The Philippines is offering to share its experience in protecting migrant workers’ rights and curbing illegal recruitment and human trafficking with European countries facing similar problems, Vice President Jejomar C. Binay said.

The Vice President said he had the chance to meet with European Commission (EC) Home Affairs Commissioner Cecilia Malmstrom during the 7th European Development Days (EDD) in Brussels, Belgium and discussed the government’s efforts at curbing the incidence of illegal recruitment and human trafficking.

“I informed the commissioner that we have ratified the ILO (International Labour Organization) convention concerning decent work for domestic workers, and pointed out our efforts to protect our OFWs and address the social costs of migration,” he said.

“I told the commissioner that as a result of these efforts we have developed perhaps the most advanced infrastructure for protecting our nationals abroad,” he added.

Binay is the Chairman Emeritus of the Inter-Agency Council Against Trafficking (IACAT) and Chairman of the Presidential Taskforce Against Illegal Recruitment (PTFAIR).

He said the Malmstrom agreed that the European Union (EU), which has its own problems in human trafficking, could learn a lot from the Philippines in terms of managing migration and combating human trafficking and illegal recruitment.

Eight countries in Europe have been listed in Tier 2 category in the 2012 Global Trafficking in Persons Report of the United States Department of State.

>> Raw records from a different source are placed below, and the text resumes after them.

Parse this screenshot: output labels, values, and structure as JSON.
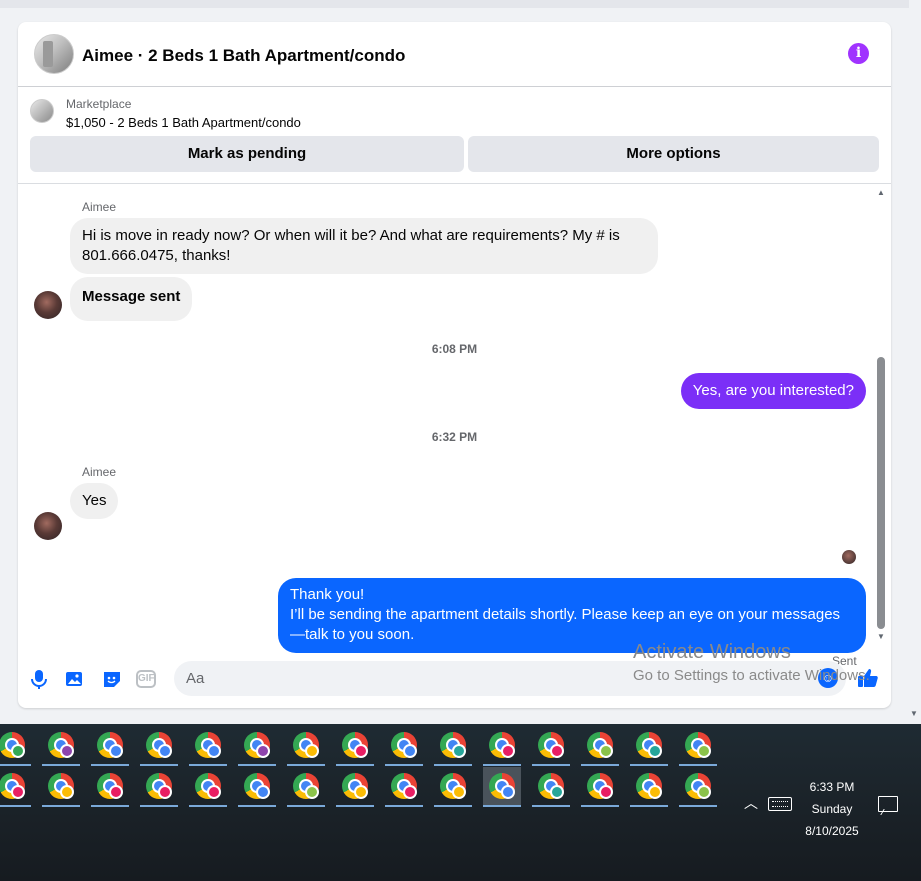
{
  "conversation": {
    "title": "Aimee · 2 Beds 1 Bath Apartment/condo"
  },
  "listing": {
    "source": "Marketplace",
    "title": "$1,050 - 2 Beds 1 Bath Apartment/condo",
    "buttons": {
      "pending": "Mark as pending",
      "more": "More options"
    }
  },
  "messages": {
    "sender_name": "Aimee",
    "m1": "Hi is move in ready now? Or when will it be? And what are requirements? My # is 801.666.0475, thanks!",
    "m2": "Message sent",
    "time1": "6:08 PM",
    "m3": "Yes, are you interested?",
    "time2": "6:32 PM",
    "m4": "Yes",
    "m5_line1": "Thank you!",
    "m5_line2": "I’ll be sending the apartment details shortly. Please keep an eye on your messages—talk to you soon.",
    "status": "Sent"
  },
  "composer": {
    "placeholder": "Aa",
    "gif_label": "GIF"
  },
  "watermark": {
    "title": "Activate Windows",
    "subtitle": "Go to Settings to activate Windows."
  },
  "taskbar": {
    "time": "6:33 PM",
    "day": "Sunday",
    "date": "8/10/2025",
    "badge_colors_row1": [
      "#34a853",
      "#8e44ad",
      "#4285f4",
      "#4285f4",
      "#4285f4",
      "#8e44ad",
      "#fbbc05",
      "#e91e63",
      "#4285f4",
      "#26a69a",
      "#e91e63",
      "#e91e63",
      "#8bc34a",
      "#26a69a",
      "#8bc34a"
    ],
    "badge_colors_row2": [
      "#e91e63",
      "#fbbc05",
      "#e91e63",
      "#e91e63",
      "#e91e63",
      "#4285f4",
      "#8bc34a",
      "#fbbc05",
      "#e91e63",
      "#fbbc05",
      "#4285f4",
      "#26a69a",
      "#e91e63",
      "#fbbc05",
      "#8bc34a"
    ]
  },
  "colors": {
    "info": "#a033ff",
    "outgoing_purple": "#7b2ff7",
    "outgoing_blue": "#0a66ff",
    "accent": "#0a66ff"
  }
}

Twenty-seven were classified in Tier 1. Cyprus was the lone member in Tier 2 Watch List.

The Philippines was classified in the Tier 2 category in the same report.

The annual report of the U.S State Department classifies countries into tiers depending on their compliance to the U.S. Trafficking in Persons Protection Act, with countries in Tier 1 as fully compliant and those in Tier 3 as non-compliant.

The IACAT recently scored its landmark 100th person convicted for human trafficking since the enactment of the Anti-Trafficking in Persons Act of 2003.

Binay said that for 2012 alone, the IACAT has been able to secure convictions for 28 persons in 17 human trafficking cases.